This seasonal state of political frenzy and arrogant brazenness against the captive President Mohamed Morsi is neither strange nor new. It erupts at this time of year, every year, in a manner similar to seasonal variations in the prevalence of mental illness.
However, what is new this year is that it has taken a more petty and subtle nature from parties hiding behind new faces. The military coup buses moved these parties to the shores of the Mediterranean, and so they crossed over to the north. Or, you can say, they were sent to the north of the Mediterranean on specific missions.
The hysteria to exile the exiled and annihilate the annihilated comes this time in response to a new illusion planted by the authorities in Egypt. This illusion suggests there is an imminent internal change in the military rule system that will involve the disappearance of the general and replacing him with a new general. Hence, a group believing in these delusions are taking a proactive role in cleaning the soil from under the feet of the next military officer.
To further thicken the plot, there is nothing wrong with adding more exciting elements to create an atmosphere similar to that surrounding the regional deal of the century. There is talk of an upcoming deal between the Muslim Brotherhood and the military to find a justification for the disintegration of people who have been living in dark cells for five years. There has also been a renewal of the false claims and lies, attributed to hidden sources, against President Mohamed Morsi, accusing him of tyranny sometimes and weakness and surrender to the military at others.
It is important to recognise Abdel Fattah Al-Sisi’s capabilities to pull all the strings and play all of the parties in order to provoke the “confusion” amongst the defeated. This causes the imaginary race between a group of politically paralysed or disabled people to heat up, while they are unable to do anything but look into the stories told without any proof of their authenticity.
One of these stories has been told by various people, it is that President Morsi and the Muslim Brotherhood were reassured that Abdel Fattah Al-Sisi was in their pocket. The story begins: “I heard it with my own ears at the government headquarters,” making it seems that it was a regular thing said at the reception to anyone coming by to visit. As if, before asking you what you’d like to drink, they’d say, “Al-Sisi is in our pocket.”
It is historically clear that this statement was not first said by the Brotherhood, and they were not the ones who sent messages of reassurance to the presidential palace weeks before the coup.
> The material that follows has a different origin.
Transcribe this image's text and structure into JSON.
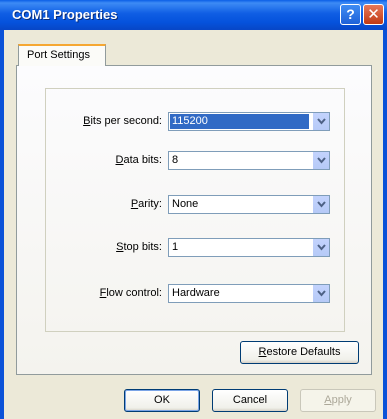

However, it is important to bear in mind that the person who carried out the trick did so in good faith and did not intend to be deceitful.
For example, on the Al-Wasat Party’s website, we find a portion quoted from Alyoum Alsabea published on 12 May 2013, which said that the High Command trio met with the leaders of the Armed Forces who assured the party delegation that they respect the elected president of Egypt, whatever his name is, as the highest commander of the armed forces.
The party’s Vice President, Essam Sultan, said: “The leaders stressed that the army will not engage in any political battles on behalf of a political faction, especially if this faction is not present in the Egyptian street.”
Sultan explained that the party is confident that praise-mongering articles will not fool the army’s leadership, or the publication of videos to persuade the army to change its decision, stressing that the Armed Forces have been determined from the beginning not to return to political life.
Finally, there is no chivalry in hiding behind the scenes and sending out a mouse doused in kerosene to the recent past in order to ignite the fires of condemnation and conviction against those who have been deprived the right to respond. It is also naïve for anyone to imagine that the next military officer would be better than his predecessor. Anyone who believes so is either stupid or somehow invested in this.
This article first appeared in Arabic in Al-Araby Al-Jadeed on 11 July 2018
The views expressed in this article belong to the author and do not necessarily reflect the editorial policy of Middle East Monitor.